Where’s the glass?
Glass Times editor Nathan Bushell reports on the current glass shortage.
There is a glass shortage in the UK, which is threatening to affect the supply of glass IGUs to the industry, according to the views of some IGU manufacturers who I spoke to at last week’s Glass Times Race Day.
Most glass suppliers were reluctant to make any comment, but a spokesperson for Saint-Gobain Glass said: “Saint-Gobain is manufacturing normally. We are aware of other supply issues in the industry so we are being careful to look after our customers as much as possible, allocate where absolutely necessary, and not over commit.”
One IGU manufacturer told me that certain glass types are not available until August, and even glass that has been allocated is turning up two to three days late.
This particular company had invested heavily in premises and machinery, which is now potentially underused and not as efficient as the company is considering increasing prices.
Another company said it had been on allocation for two months, and had switched suppliers because of the shortage.
“We are running things extremely tightly,” they said. “Employees are being told to be more careful than usual.”
They said that the affected products were 4mm float and 4mm low-e. Higher value products were not affected.
Pragmatically, one unit manufacturer said: “We are taking a serious look at our customer base. Should the shortage get worse then we’ll need to take a look at the bad payers.
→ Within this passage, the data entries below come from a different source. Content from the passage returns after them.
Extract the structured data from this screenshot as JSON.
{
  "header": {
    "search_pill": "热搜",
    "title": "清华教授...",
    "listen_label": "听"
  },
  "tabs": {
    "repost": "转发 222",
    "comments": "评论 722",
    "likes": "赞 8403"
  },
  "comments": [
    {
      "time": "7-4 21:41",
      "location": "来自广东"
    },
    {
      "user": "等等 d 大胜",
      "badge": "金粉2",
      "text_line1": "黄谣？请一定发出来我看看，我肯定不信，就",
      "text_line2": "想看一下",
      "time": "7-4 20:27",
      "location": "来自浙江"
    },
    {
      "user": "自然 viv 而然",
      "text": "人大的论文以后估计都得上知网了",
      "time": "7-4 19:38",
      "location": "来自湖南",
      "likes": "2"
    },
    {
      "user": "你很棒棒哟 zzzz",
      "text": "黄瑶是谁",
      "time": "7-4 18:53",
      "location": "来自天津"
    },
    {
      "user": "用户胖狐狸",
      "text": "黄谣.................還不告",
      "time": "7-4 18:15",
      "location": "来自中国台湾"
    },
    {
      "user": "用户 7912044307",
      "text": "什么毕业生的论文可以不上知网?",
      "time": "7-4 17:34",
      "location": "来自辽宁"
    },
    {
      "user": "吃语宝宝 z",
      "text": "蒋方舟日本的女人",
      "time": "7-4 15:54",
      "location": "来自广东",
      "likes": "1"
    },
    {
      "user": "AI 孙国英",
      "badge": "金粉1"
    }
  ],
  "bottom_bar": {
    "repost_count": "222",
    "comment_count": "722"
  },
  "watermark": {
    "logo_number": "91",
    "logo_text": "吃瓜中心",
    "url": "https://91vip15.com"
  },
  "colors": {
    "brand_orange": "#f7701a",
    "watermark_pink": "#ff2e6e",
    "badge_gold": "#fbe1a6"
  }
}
“We’ve not run out yet; we are still functioning but I’m concerned about where it’s going.”
A spokesperson for a glass merchanting business with supply agreements with two of the glass suppliers said they were not running out, but they were well aware of the shortage.
“People can’t make spot deals like they used to,” they said. “There just isn’t enough glass.”
As would be expected, I’ve heard many reasons (and opinions) for the shortage of glass, but without a more robust response from the suppliers it wouldn’t be fair to list them here.
However, the issue of price came up time and time again. On the one hand the price for high volume glass has been pushed very low, and on the other, the larger unit manufacturers can absorb price increases (if/when they come) better than the smaller independents.
One company said: “I’m selling a unit for less than was in 2002. I’m looking for other avenues into the market – maybe building relationships with smaller companies and not putting all my eggs in one basket. If I have to take it back a bit to build it up again, then so be it.”
Interestingly, none of the people I spoke to regarding this situation wanted their names mentioned. They were all happy to share their thoughts (even if I have not shared all of them here!), but they were concerned what effect ‘putting their head above the parapet’ could have on their relationships with their suppliers, and how it could affect their businesses.
It’s a precarious situation, but price, severe competition, and a sense of mistrust are not helping matters.
Back to the Race Day. Despite what turned out to be a congested date in the glazing industry’s social calendar, more than 500 people descended on Haydock Racecourse for the annual Glass Time Race Day, where they were treated to glorious wall-to-wall sunshine and a fabulous day’s entertainment, followed by a barbecue back at the hotel.
All details and photos will be available in the August issue of Glass Times.